Start of Block

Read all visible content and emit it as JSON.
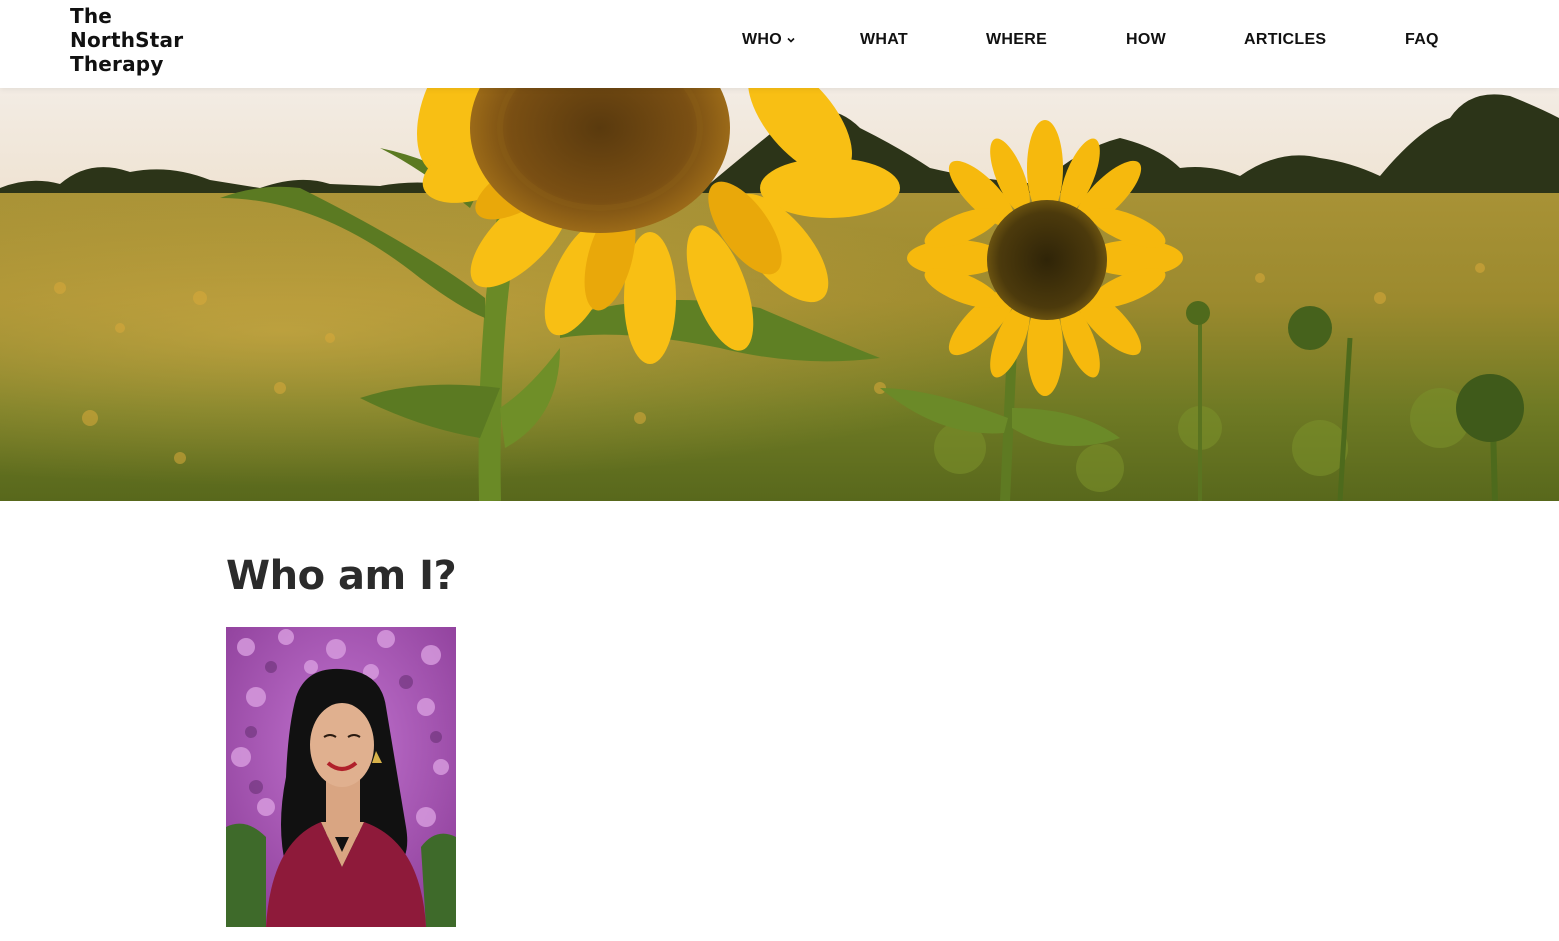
{
  "header": {
    "logo_lines": [
      "The",
      "NorthStar",
      "Therapy"
    ],
    "nav": [
      {
        "label": "WHO",
        "has_dropdown": true,
        "icon": "chevron-down-icon"
      },
      {
        "label": "WHAT"
      },
      {
        "label": "WHERE"
      },
      {
        "label": "HOW"
      },
      {
        "label": "ARTICLES"
      },
      {
        "label": "FAQ"
      }
    ]
  },
  "hero": {
    "image": "sunflower-field-photo"
  },
  "main": {
    "title": "Who am I?",
    "portrait": "therapist-portrait-photo"
  },
  "colors": {
    "text": "#111111",
    "heading": "#2b2b2b",
    "sunflower": "#f6b90d",
    "blouse": "#8e1a3a",
    "blossom": "#b25cc0"
  }
}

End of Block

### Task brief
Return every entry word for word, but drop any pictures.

### Answer for the task
Read all visible content and emit it as JSON.
{
  "header": {
    "logo_lines": [
      "The",
      "NorthStar",
      "Therapy"
    ],
    "nav": [
      {
        "label": "WHO",
        "has_dropdown": true,
        "icon": "chevron-down-icon"
      },
      {
        "label": "WHAT"
      },
      {
        "label": "WHERE"
      },
      {
        "label": "HOW"
      },
      {
        "label": "ARTICLES"
      },
      {
        "label": "FAQ"
      }
    ]
  },
  "hero": {
    "image": "sunflower-field-photo"
  },
  "main": {
    "title": "Who am I?",
    "portrait": "therapist-portrait-photo"
  },
  "colors": {
    "text": "#111111",
    "heading": "#2b2b2b",
    "sunflower": "#f6b90d",
    "blouse": "#8e1a3a",
    "blossom": "#b25cc0"
  }
}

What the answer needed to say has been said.